Farrukh Dhondy is multi-facetted. He is a writer for young adults, and adults, a playwright, screen writer, journalist, as well as a prominent activist, engaged in front line political movements.

His activism covers his roles in The Indian Worker’s Association, The British Black Panther Movement, and the Race Today Collective.
On the employment side he has been a lecturer at Leicester College of Further Education, and taught at Archbishop Temple School, in London.

He was born in Poona, India, in 1944. He attended school and university there, coming over to Leicester to take a MA at their university.
In the 1980s he was commissioning editor with Channel 4, creator of Tandoori Nights TV series, and has always worked tirelessly to bring Asian culture into the media.

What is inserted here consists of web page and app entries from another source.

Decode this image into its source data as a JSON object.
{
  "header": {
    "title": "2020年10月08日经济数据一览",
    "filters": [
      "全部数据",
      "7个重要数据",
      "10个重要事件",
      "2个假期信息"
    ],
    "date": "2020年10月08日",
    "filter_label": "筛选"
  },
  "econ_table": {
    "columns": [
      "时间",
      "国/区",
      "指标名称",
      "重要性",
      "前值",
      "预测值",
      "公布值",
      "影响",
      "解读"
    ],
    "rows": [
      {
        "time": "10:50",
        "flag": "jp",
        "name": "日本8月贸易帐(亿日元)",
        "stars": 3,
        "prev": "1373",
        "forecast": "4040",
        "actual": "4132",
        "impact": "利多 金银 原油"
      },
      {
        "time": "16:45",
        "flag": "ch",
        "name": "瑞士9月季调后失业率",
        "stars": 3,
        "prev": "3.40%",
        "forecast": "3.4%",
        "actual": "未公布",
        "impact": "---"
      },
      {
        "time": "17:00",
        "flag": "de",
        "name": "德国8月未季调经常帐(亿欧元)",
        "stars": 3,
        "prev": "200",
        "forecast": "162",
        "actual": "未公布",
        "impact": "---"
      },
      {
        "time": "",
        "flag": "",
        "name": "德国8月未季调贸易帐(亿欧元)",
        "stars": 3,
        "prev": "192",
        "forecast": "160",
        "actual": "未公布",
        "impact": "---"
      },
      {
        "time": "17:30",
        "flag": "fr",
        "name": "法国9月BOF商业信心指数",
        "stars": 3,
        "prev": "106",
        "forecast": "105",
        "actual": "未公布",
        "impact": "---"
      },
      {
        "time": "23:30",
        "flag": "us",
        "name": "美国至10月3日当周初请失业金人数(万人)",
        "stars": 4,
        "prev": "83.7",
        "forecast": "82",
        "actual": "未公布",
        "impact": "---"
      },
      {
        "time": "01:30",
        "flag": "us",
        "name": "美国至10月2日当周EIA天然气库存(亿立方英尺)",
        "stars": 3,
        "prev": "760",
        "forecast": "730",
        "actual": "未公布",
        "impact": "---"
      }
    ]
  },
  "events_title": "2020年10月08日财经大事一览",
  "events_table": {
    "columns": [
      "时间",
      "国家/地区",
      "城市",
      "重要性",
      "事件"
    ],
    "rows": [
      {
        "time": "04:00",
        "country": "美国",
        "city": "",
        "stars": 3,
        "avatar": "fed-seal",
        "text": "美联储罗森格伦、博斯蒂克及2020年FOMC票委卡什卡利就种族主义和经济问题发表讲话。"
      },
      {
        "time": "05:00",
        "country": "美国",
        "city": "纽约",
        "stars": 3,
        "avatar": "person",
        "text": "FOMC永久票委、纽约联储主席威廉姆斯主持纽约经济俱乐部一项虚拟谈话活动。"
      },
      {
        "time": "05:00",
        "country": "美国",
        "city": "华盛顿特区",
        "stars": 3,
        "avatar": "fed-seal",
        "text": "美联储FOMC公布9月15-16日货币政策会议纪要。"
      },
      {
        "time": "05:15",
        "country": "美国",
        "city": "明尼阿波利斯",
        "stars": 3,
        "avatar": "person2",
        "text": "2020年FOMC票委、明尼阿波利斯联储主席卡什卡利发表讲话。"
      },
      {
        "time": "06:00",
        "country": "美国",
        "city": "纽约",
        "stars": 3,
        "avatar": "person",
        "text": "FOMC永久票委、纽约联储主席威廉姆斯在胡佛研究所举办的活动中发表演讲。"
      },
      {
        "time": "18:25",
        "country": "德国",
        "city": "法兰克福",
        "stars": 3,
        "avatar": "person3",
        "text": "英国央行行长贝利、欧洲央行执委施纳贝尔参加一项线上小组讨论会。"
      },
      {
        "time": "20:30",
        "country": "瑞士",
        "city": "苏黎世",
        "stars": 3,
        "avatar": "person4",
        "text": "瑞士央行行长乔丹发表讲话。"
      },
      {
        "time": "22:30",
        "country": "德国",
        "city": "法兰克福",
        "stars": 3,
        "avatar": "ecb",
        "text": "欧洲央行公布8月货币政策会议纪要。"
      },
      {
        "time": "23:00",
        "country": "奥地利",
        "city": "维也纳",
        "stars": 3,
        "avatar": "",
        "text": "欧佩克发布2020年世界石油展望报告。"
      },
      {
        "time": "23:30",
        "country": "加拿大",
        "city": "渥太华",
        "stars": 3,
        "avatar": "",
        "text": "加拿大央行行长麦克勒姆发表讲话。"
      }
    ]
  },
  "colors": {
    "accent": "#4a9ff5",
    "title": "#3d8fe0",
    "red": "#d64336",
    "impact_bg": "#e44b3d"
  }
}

(What is about Leicester? Initially a shoe-making centre – yet Jeremy Barnes, founder of A Hawk and a Hacksaw, accordionist player of Middle and East-European music, and originally from Albuquerque… was a postman there for a while.
I met a witch from Leicester once.)

One of his earliest books was a collection of short stories for young adults: East End at My Feet, from 1976.
This was an eye-opener for me.

Reading this book was one of those instances when the familiar iniquities of class inequality took on a new dimensionality.
– Up to that period the opportunities in education and employment were stultifyingly limited. Then the Labour government brought access to higher education for all, and the EU market opened its doors.
The small, suffocating world of little England was opening out.

But what do I mean by dimensionality?
It’s a term used to attempt to catch that sudden opening: the world suddenly seeming a bigger place. And issues were no longer the class-based warfare we knew.

There is a story in the book exemplified all this for me:
a local upper school, and an after-hours poetry group, run by the English tutor. The narrator went along. The approved writing was to express the angst of high-rise urban living.
But the narrator’s contribution to the readings was a piece full of the zest for life, early rap perhaps, but from the Asian and Black experience.

There are bigger concerns – after the Marxist world had shut itself off, to consolidate socialism within set confines, what else was there? The reactionary Right wing were marching, and the whole culture was jostling to accommodate new cultures, new influences – new ways of looking at the world.
That last one in particular.

Think of the gritty anger of Punks, and the histrionics of Glam Rock, and then think of the sheer joy of Bhangra. Think what Reggae brought, that deepening and richness.
In a way it could be argued that we need the austerity in order to appreciate the richness.

Through his work with The Indian Worker’s Association he met Mala Sen. She was a powerhouse in her own right. They married, had children… and powered on.
Among her many writings and work, she researched and wrote articles, books and the screenplay for the film Bandit Queen.
Sadly, she died too soon.

Farrukh is still active.
Here’s to you, Farrukh.

And here’s to the power of writing to completely alter and change perspectives, to open minds, to connect us to the world.